**WORK TO COMPLETE:** Looking through the records that follow, determine how many lines contain "watermark" and reply with that number alone.

====== PROVIDED DATA ======

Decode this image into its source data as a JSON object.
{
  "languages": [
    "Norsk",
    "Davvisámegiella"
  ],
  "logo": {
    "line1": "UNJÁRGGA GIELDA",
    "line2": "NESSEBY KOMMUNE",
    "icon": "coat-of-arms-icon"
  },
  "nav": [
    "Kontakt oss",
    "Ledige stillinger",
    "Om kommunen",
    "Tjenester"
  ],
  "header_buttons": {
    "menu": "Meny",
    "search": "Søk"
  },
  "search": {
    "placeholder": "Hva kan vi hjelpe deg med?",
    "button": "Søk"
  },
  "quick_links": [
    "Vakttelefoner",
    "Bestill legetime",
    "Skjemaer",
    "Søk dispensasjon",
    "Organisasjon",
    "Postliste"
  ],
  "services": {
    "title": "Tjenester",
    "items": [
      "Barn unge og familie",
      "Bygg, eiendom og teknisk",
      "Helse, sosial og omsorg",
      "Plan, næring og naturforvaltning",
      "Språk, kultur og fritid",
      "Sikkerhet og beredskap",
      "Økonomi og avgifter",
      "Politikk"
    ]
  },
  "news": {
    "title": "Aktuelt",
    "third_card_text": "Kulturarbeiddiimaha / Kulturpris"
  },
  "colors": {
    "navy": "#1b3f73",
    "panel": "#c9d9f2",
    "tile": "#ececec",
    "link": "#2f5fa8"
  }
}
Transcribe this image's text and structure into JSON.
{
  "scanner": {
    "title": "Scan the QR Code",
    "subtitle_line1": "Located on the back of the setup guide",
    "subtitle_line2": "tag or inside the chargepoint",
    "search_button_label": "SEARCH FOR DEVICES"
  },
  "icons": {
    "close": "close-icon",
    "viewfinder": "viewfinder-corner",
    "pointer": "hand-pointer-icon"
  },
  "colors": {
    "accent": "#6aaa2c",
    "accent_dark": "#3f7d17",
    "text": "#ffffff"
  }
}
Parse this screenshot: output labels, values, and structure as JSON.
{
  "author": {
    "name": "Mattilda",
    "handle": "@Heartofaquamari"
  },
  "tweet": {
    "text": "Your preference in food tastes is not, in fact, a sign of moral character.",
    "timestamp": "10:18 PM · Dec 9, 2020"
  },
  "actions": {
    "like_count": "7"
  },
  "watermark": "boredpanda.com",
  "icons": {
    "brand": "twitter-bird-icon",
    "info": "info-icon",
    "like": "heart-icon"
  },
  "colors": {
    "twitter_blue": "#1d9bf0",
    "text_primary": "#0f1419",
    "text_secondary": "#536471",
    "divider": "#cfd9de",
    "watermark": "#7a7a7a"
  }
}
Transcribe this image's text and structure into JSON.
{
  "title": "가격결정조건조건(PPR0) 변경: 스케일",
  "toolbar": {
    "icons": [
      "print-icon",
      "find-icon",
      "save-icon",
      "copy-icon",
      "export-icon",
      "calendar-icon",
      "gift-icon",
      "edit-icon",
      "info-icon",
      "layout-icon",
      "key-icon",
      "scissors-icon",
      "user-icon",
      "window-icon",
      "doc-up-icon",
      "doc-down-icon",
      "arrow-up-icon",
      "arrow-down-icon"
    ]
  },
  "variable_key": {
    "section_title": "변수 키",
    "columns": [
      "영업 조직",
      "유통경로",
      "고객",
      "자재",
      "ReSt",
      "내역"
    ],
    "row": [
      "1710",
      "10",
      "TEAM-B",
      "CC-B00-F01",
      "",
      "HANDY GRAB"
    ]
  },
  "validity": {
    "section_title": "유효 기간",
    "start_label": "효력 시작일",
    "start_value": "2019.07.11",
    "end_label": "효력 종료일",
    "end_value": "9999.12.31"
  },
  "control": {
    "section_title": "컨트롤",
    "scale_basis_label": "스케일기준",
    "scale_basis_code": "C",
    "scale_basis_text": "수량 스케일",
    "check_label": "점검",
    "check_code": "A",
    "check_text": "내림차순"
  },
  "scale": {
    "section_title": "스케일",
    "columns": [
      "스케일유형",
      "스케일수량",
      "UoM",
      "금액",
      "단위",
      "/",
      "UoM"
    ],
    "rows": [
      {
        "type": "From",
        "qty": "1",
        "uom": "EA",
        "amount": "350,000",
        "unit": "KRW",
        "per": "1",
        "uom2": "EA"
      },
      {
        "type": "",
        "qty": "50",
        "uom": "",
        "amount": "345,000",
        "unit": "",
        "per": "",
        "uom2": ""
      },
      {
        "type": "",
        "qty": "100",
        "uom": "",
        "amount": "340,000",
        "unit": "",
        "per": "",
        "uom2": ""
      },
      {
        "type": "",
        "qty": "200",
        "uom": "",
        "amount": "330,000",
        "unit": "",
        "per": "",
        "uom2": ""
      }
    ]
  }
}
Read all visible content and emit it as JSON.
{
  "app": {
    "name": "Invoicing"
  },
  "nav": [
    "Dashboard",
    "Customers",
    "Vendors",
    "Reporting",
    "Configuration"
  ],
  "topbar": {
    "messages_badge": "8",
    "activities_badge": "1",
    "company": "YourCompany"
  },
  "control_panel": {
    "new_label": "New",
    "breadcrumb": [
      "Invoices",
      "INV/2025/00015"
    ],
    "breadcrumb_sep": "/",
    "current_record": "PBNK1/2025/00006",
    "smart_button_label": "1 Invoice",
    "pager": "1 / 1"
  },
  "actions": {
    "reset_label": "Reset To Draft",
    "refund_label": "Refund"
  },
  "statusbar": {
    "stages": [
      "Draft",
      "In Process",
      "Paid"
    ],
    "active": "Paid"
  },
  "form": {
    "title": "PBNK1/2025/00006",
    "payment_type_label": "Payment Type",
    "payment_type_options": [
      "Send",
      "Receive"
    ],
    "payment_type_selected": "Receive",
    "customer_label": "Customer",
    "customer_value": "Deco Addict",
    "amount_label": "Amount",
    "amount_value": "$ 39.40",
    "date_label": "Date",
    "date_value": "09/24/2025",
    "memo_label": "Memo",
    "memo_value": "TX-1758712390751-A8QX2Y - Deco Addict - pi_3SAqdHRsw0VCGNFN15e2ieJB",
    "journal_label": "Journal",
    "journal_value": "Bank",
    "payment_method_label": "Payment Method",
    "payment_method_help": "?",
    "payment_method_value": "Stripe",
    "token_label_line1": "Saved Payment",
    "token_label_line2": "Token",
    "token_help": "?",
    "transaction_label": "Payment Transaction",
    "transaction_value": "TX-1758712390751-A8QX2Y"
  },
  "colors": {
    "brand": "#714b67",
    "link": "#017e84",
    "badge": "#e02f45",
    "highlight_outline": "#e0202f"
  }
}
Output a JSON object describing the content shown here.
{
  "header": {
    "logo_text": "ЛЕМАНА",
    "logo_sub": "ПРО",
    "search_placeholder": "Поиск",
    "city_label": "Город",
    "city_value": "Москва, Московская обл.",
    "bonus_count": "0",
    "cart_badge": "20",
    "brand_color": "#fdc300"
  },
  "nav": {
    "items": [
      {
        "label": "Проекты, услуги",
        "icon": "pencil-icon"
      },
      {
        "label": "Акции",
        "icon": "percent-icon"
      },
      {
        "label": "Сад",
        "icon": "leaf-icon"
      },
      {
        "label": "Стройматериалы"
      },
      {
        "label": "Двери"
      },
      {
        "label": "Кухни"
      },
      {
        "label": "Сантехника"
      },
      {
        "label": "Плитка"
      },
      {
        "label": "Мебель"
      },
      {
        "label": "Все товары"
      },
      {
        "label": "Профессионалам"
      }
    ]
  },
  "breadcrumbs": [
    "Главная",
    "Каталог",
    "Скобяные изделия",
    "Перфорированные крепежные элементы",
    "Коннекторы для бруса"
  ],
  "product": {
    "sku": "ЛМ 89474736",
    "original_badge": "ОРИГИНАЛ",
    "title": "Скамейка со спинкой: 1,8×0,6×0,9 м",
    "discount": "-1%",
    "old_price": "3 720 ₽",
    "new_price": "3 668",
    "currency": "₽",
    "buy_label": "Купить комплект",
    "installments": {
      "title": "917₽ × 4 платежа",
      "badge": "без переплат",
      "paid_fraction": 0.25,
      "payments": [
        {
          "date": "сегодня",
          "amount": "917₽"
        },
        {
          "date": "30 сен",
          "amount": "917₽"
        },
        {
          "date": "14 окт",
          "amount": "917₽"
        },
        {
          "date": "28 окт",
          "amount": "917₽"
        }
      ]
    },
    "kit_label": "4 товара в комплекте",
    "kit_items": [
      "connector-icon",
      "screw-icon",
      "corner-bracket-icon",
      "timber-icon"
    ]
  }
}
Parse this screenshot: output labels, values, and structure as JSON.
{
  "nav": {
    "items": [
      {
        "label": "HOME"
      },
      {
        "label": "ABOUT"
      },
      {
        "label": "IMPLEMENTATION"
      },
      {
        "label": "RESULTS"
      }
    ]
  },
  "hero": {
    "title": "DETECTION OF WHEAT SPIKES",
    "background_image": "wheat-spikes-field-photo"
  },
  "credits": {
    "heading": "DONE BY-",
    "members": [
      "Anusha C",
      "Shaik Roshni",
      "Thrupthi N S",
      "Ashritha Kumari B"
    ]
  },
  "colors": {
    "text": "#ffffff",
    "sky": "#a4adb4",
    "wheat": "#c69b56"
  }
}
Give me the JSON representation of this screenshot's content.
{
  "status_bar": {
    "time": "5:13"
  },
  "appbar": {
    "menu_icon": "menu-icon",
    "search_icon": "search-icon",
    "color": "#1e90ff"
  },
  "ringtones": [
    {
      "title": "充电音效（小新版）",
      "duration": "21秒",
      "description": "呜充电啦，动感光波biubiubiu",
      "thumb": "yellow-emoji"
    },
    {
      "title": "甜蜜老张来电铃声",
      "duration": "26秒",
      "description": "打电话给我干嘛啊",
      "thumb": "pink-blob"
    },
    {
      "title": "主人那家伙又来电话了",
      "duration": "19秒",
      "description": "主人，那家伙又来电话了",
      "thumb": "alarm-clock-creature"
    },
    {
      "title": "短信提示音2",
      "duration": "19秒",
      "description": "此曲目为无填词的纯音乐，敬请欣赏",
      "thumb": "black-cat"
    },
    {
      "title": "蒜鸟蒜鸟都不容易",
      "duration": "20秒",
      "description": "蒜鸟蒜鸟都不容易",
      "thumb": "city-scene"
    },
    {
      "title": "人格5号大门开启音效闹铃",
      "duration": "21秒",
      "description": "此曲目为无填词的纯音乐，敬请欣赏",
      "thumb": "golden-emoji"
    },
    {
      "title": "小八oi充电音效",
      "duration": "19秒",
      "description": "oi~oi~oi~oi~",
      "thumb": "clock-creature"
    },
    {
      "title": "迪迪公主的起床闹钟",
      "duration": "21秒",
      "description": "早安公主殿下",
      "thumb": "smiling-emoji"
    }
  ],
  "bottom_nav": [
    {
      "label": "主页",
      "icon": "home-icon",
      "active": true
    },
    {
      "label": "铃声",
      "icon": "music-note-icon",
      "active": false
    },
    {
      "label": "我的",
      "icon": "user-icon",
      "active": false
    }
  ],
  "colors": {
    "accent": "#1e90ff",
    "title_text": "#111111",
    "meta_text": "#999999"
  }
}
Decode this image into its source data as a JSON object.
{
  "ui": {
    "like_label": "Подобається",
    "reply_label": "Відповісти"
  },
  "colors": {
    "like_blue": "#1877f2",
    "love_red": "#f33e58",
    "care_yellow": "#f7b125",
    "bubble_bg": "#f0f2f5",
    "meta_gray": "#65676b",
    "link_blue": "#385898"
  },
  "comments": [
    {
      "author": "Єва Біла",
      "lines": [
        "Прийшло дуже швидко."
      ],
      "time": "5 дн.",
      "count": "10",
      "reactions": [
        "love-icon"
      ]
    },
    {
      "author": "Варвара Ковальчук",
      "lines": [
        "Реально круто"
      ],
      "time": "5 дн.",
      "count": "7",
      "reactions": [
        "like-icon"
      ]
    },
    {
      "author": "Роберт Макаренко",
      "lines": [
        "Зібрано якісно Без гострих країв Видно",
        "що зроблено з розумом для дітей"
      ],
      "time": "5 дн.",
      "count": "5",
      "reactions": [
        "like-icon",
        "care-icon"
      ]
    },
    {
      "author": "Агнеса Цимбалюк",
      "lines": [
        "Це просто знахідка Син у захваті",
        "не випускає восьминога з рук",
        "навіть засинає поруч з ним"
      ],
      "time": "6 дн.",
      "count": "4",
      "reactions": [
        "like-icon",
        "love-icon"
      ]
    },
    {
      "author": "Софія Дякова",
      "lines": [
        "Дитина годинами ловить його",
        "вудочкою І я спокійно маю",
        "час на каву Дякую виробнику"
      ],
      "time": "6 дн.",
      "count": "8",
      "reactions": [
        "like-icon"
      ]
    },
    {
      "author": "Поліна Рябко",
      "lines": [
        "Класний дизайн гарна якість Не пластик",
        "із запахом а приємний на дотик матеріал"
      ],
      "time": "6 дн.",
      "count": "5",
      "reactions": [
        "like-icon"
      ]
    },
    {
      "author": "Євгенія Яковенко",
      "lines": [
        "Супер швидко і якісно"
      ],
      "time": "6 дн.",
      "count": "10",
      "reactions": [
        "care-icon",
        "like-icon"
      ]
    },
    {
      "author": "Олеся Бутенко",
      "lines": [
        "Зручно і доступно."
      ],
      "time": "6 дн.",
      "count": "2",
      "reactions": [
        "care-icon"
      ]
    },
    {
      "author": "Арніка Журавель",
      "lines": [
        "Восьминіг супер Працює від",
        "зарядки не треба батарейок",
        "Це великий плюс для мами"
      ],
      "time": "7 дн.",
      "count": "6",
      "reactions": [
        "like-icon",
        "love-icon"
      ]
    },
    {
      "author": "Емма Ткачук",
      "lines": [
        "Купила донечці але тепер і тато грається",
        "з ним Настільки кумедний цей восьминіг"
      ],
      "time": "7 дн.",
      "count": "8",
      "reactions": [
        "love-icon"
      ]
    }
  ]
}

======

**TASK RESPONSE:** 2